December Morning sets the scene with seven minutes of atmospheric minimal techno that pairs a rubbery kick drum pattern with granular, glutinous textures. As the album moves towards darkness, the stylistic kinship between Vdovin and Wolfgang Voigt's Gas become ever more apparent, the difference being the more epic aura that has come to be built up around the Gas project. A sense of restlessness and urgency animates December Evening before the album's most immersive escapade, the twenty-five-minute December Night, appears.

In its opening minutes, whispering tones lend the piece a mood of twilight and melancholy, until the piece abruptly stops after five minutes.
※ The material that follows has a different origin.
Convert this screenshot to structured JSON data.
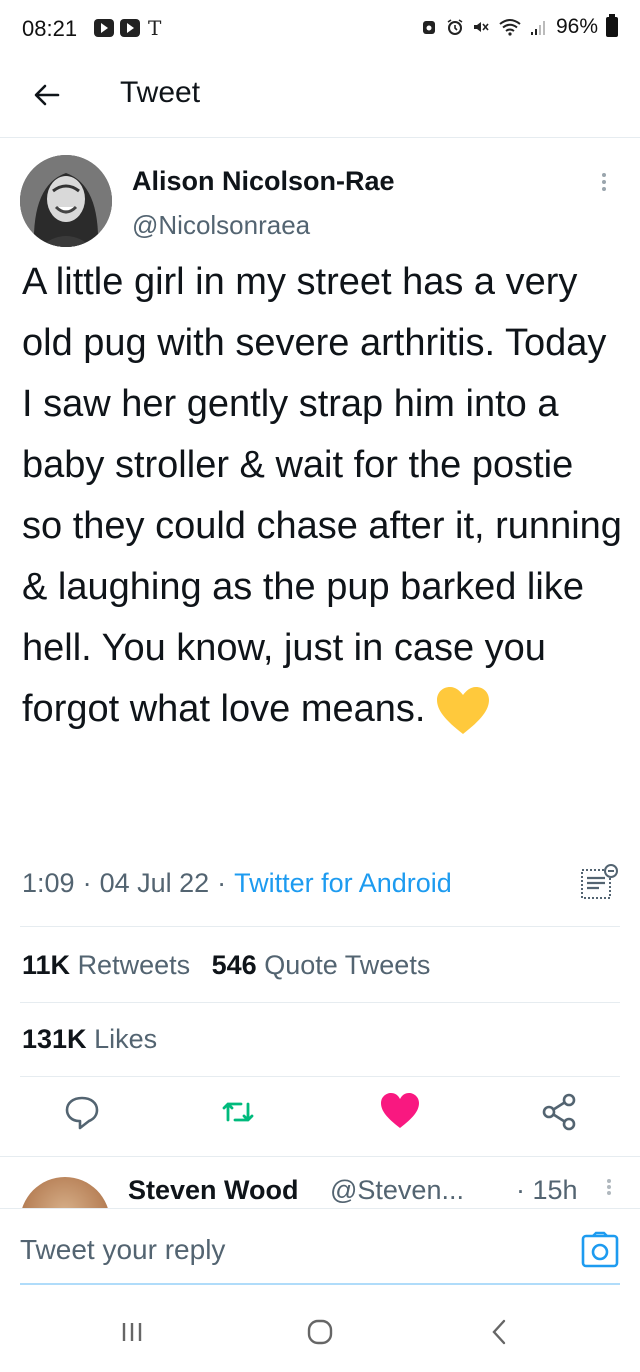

A minute of silence ensues, after which December24 plunges deeply into a vaporous ambient drone bath of hiss, soft clicks, and, most prominently, an unrelenting central waver that slowly swells in intensity for twelve minutes before collapsing into the arms of an agitated melody. The drone swells again, this time the high-pitched tone augmented by a low-pitched, cello-like mass. The album's best experienced via headphones as doing so enables one to better appreciate the music's subtle and gradual shifts. It may be minimal to some degree, but it's hardly static.

Slide, Sound Proector

Stanislav Vdovin (Unit 21) at his time made a digital release September-October on the German net label Thinner. Some time later — album November by Lagunamuch and only now came the continuation December24 — cd-r-release on the native label Rat Hole situated in Nizhny Novgorod.

The first track December Morning is a mixture of micro-techno+ambient sketches, perfect cocktail for sophisticated fans of actual fashion music.

As for the second track December Day, well, I can say that it's a well-done techno-track. It could be recorded by some young man living in some Dortmund cozy, warm winter cover, not a slapdash job. At the end of December Day the first sounds of twilight coming can be easily heard. Ambient is a little bit hidden in this track, as if under the leaves in a forest.

December Evening together with its loops-movements comes nearer, here, at its horizon line. And we can hear the results of Stanislav Vdovin's long-time work. The only thing that's hard for understanding is the role of the first tracks December Morning and December Day. After December Evening they undoubtedly come to the background and become some kind of prelude to the next trip to forms' world. Even according to its concept. Though the content of the music changed very much. Sometimes straight drums due to their frequent usage become boring so that you want to turn it off and listen to the country of stiff waves, eternal snows, faraway and close stars without the leading guide.

The true pearl of theserecords hides in the longest, almost 25-minutes track December Night. The breathtaking composition full of emotions and moods starts at the 6th minute. For some reason this record seems to me to have some kind of hypnotic effect reminding of the effect after listening to the albums of Rapoon. Music has the same hypnotic effect. Unfortunately, not for long.

FdW, Vital Weekly #706

The music of one Stanislav Vdovin takes you right into minimal land. Not a lot of information to go by. Mastering by Taylor Deupree. On December 24, four pieces morning, day, evening and night and there is one name that keeps popping up: Gas, Wolfgang Voigt's minimalist ambient bass pump. There is no sense in denying here, as Vdovin does very much the same sort of thing. A bass pushed up with no immediate other frequencies around it, moves around, solely on the dance floor, but there is not much to dance too. Around it are minimal washes of sounds that live on plug-ins, well nourished plug ins. An eerie, minimal music occurs. In the night piece, the longest on this release (well over half the release), the bass is absent, and its a ambient glitch piece. Quite nice, but then so was Gas back then (I should play it again, a fine reminder). No surprise here, but done nicely.


, Sleepy Town Manufacture, Unit 21. December 24 Rat Hole , . 4 , , - . — 25 , , , , , .